Tomorrow, Glasgow’s – indeed Scotland’s – biggest ever multi-sporting event will begin: the 2014 Commonwealth Games. As is always the case when such events take place, the city has undergone a remarkable transformation in the space of only a few years. Hampden Park has been changed from the home of Scottish football into an athletics facility, the SSE Hydro has risen like a spaceship to change the Glasgow skyline, and the much-needed regeneration of the East End has started with the arrival of the Emirates Arena and Athletes Village. Aside from sporting facilities, hosting such a large event provides an excuse for the council to commission improvements in other areas; the underground stations have substantially upgraded, from dismal concrete to modern glass, and the completion of the M74 motorway has eased the burden of the horrific lines of traffic that once swamped from the M8 to the city centre. Everything is in place for the Games to run smoothly, and to be a successful one. But, as the starting line draws nearer, now is the time to look at what Glasgow and its citizens can expect the legacy of these Games to be after the last athlete crosses the finishing line. Past host cities present differing cases of what this may be, and two recent ones – Manchester and Delhi – provide contrasting examples of the Games can do for a city and region.
The last Games to be held in the UK was in 2002, after a failed attempt to host the Olympics in 2000, and to return to Manchester now is to see a city transformed. Similar to Glasgow, Manchester had suffered massive industrial decline, and regeneration focused mainly on the East of the city. Sometimes a catalyst is needed to provoke change in a place and, just as the IRA bombing of 1996 sparked the renewal of the city centre, so too the 2002 Games marked the beginning of the rejuvenation of the East. The two main venues constructed were the City of Manchester Stadium and the Manchester Velodrome. The latter became the base for the British cycling team,which went on to dominate at the next Olympics of 2008 and 2012; world class athletes need world-class facilities to hone their skills. The former became the home of Manchester City FC, to ensure it was still used after the Games. It has been cited as a key reason in the takeover of the club by the wealthy Abu Dhabi United group, which has resulted in City swiftly becoming one of the biggest teams in Europe. While Manchester United were already a global brand by this point, having a city rival raised the profile of football in Manchester even further.
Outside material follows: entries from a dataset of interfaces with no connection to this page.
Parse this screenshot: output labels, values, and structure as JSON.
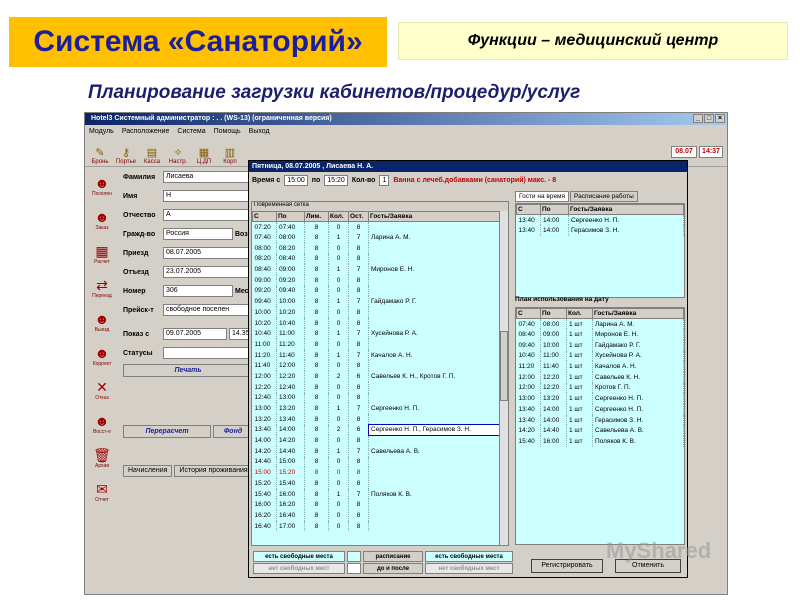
{
  "slide": {
    "title": "Система «Санаторий»",
    "subtitle": "Функции – медицинский центр",
    "heading": "Планирование загрузки кабинетов/процедур/услуг",
    "watermark": "MyShared"
  },
  "app": {
    "titlebar": "Hotel3  Системный администратор : . . (WS-13) (ограниченная версия)",
    "menu": [
      "Модуль",
      "Расположение",
      "Система",
      "Помощь",
      "Выход"
    ],
    "toolbar": [
      "Бронь",
      "Портье",
      "Касса",
      "Настр.",
      "Ц.ДП",
      "Корп"
    ],
    "date": "08.07",
    "time": "14:37",
    "leftbar": [
      "Поселен",
      "Заказ",
      "Расчет",
      "Переезд",
      "Выезд",
      "Коррект",
      "Отказ",
      "Восст-е",
      "Архив",
      "Отчет"
    ],
    "form": {
      "surname_label": "Фамилия",
      "surname": "Лисаева",
      "name_label": "Имя",
      "name": "Н",
      "patronymic_label": "Отчество",
      "patronymic": "А",
      "country_label": "Гражд-во",
      "country": "Россия",
      "country_extra": "Возр",
      "arrival_label": "Приезд",
      "arrival": "08.07.2005",
      "departure_label": "Отъезд",
      "departure": "23.07.2005",
      "room_label": "Номер",
      "room": "306",
      "place_label": "Мест",
      "price_label": "Прейск-т",
      "price": "свободное поселен",
      "show_label": "Показ с",
      "show_date": "09.07.2005",
      "show_time": "14.35",
      "status_label": "Статусы",
      "print": "Печать",
      "recalc": "Перерасчет",
      "fund": "Фонд",
      "tab1": "Начисления",
      "tab2": "История проживания"
    }
  },
  "dialog": {
    "title": "Пятница, 08.07.2005 , Лисаева Н. А.",
    "time_from_label": "Время с",
    "time_from": "15:00",
    "time_to_label": "по",
    "time_to": "15:20",
    "count_label": "Кол-во",
    "count": "1",
    "service": "Ванна с лечеб.добавками (санаторий) макс. - 8",
    "grid_caption": "Повременная сетка",
    "columns": [
      "С",
      "По",
      "Лим.",
      "Кол.",
      "Ост.",
      "Гость/Заявка"
    ],
    "rows": [
      [
        "07:20",
        "07:40",
        "8",
        "0",
        "8",
        ""
      ],
      [
        "07:40",
        "08:00",
        "8",
        "1",
        "7",
        "Ларина А. М."
      ],
      [
        "08:00",
        "08:20",
        "8",
        "0",
        "8",
        ""
      ],
      [
        "08:20",
        "08:40",
        "8",
        "0",
        "8",
        ""
      ],
      [
        "08:40",
        "09:00",
        "8",
        "1",
        "7",
        "Миронов Е. Н."
      ],
      [
        "09:00",
        "09:20",
        "8",
        "0",
        "8",
        ""
      ],
      [
        "09:20",
        "09:40",
        "8",
        "0",
        "8",
        ""
      ],
      [
        "09:40",
        "10:00",
        "8",
        "1",
        "7",
        "Гайдамако Р. Г."
      ],
      [
        "10:00",
        "10:20",
        "8",
        "0",
        "8",
        ""
      ],
      [
        "10:20",
        "10:40",
        "8",
        "0",
        "8",
        ""
      ],
      [
        "10:40",
        "11:00",
        "8",
        "1",
        "7",
        "Хусейнова Р. А."
      ],
      [
        "11:00",
        "11:20",
        "8",
        "0",
        "8",
        ""
      ],
      [
        "11:20",
        "11:40",
        "8",
        "1",
        "7",
        "Качалов А. Н."
      ],
      [
        "11:40",
        "12:00",
        "8",
        "0",
        "8",
        ""
      ],
      [
        "12:00",
        "12:20",
        "8",
        "2",
        "6",
        "Савельев К. Н., Кротов Г. П."
      ],
      [
        "12:20",
        "12:40",
        "8",
        "0",
        "8",
        ""
      ],
      [
        "12:40",
        "13:00",
        "8",
        "0",
        "8",
        ""
      ],
      [
        "13:00",
        "13:20",
        "8",
        "1",
        "7",
        "Сергеенко Н. П."
      ],
      [
        "13:20",
        "13:40",
        "8",
        "0",
        "8",
        ""
      ],
      [
        "13:40",
        "14:00",
        "8",
        "2",
        "6",
        "Сергеенко Н. П., Герасимов З. Н."
      ],
      [
        "14:00",
        "14:20",
        "8",
        "0",
        "8",
        ""
      ],
      [
        "14:20",
        "14:40",
        "8",
        "1",
        "7",
        "Савельева А. В."
      ],
      [
        "14:40",
        "15:00",
        "8",
        "0",
        "8",
        ""
      ],
      [
        "15:00",
        "15:20",
        "8",
        "0",
        "8",
        ""
      ],
      [
        "15:20",
        "15:40",
        "8",
        "0",
        "8",
        ""
      ],
      [
        "15:40",
        "16:00",
        "8",
        "1",
        "7",
        "Поляков К. В."
      ],
      [
        "16:00",
        "16:20",
        "8",
        "0",
        "8",
        ""
      ],
      [
        "16:20",
        "16:40",
        "8",
        "0",
        "8",
        ""
      ],
      [
        "16:40",
        "17:00",
        "8",
        "0",
        "8",
        ""
      ]
    ],
    "highlight_row": 23,
    "tab_guests": "Гости на время",
    "tab_schedule": "Расписание работы",
    "guests_columns": [
      "С",
      "По",
      "Гость/Заявка"
    ],
    "guests": [
      [
        "13:40",
        "14:00",
        "Сергеенко Н. П."
      ],
      [
        "13:40",
        "14:00",
        "Герасимов З. Н."
      ]
    ],
    "plan_caption": "План использования на дату",
    "plan_columns": [
      "С",
      "По",
      "Кол.",
      "Гость/Заявка"
    ],
    "plan": [
      [
        "07:40",
        "08:00",
        "1 шт",
        "Ларина А. М."
      ],
      [
        "08:40",
        "09:00",
        "1 шт",
        "Миронов Е. Н."
      ],
      [
        "09:40",
        "10:00",
        "1 шт",
        "Гайдамако Р. Г."
      ],
      [
        "10:40",
        "11:00",
        "1 шт",
        "Хусейнова Р. А."
      ],
      [
        "11:20",
        "11:40",
        "1 шт",
        "Качалов А. Н."
      ],
      [
        "12:00",
        "12:20",
        "1 шт",
        "Савельев К. Н."
      ],
      [
        "12:00",
        "12:20",
        "1 шт",
        "Кротов Г. П."
      ],
      [
        "13:00",
        "13:20",
        "1 шт",
        "Сергеенко Н. П."
      ],
      [
        "13:40",
        "14:00",
        "1 шт",
        "Сергеенко Н. П."
      ],
      [
        "13:40",
        "14:00",
        "1 шт",
        "Герасимов З. Н."
      ],
      [
        "14:20",
        "14:40",
        "1 шт",
        "Савельева А. В."
      ],
      [
        "15:40",
        "16:00",
        "1 шт",
        "Поляков К. В."
      ]
    ],
    "legend": {
      "free": "есть свободные места",
      "nofree": "нет свободных мест",
      "schedule": "расписание",
      "before_after": "до и после",
      "free2": "есть свободные места",
      "nofree2": "нет свободных мест"
    },
    "register": "Регистрировать",
    "cancel": "Отменить"
  }
}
The preceding Games in 2010, however, offer a sobering comparison. It perhaps shouldn’t be a surprise that Delhi struggled with the legacy, given the much-publicized problems in the run up to the start. A lack of suitable accommodation and other construction delays didn’t provide the best of platform for a great event and it was proven the case with low attendances and many athletes pulling out. Too often spectacles like the Games are used to enhance the city’s global image and status, and what therefore happens is a programme of narrow urban regeneration that caters only to the middle class and rich. This fact was especially problematic in a country with such high levels of poverty as India; the city’s slums were bulldozed in order to make space for expensive shopping malls and apartments, and this was done with no reasonable alternative provided for the poor. In relation to sport, participation in the cricket-mad country remains small in areas like running and cycling, and there was no increased interest in these after the event as there was in previous years. The city’s constructed stadia lie empty and abandoned, with no one bothering to think of converting facilities like the Velodrome into something useful for the community.
When thinking about what lies in store for Glasgow after the Games, it’s best to view the Delhi legacy as the fitting model with caution. The run up to the 2014 version hasn’t been plagued by any major construction problems or ticketing issues, and Glaswegians – some of the most passionate sporting fans in the world – are sure to get behind the Games more than the citizens of Delhi ever did. Both sportingly and economically, Glasgow is more in akin to Manchester, and this should be viewed as the more obvious example of what hopefully awaits the city afterwards. And, on a wider and intriguing note, Glasgow’s legacy may reach far beyond any Games before it. Only one month after the finish, another important event in Scotland will occur – if Glasgow hosts a successful Commonwealth Games, and nationwide passion reaches a high level, it may just influence a certain vote in September. Glasgow is ready.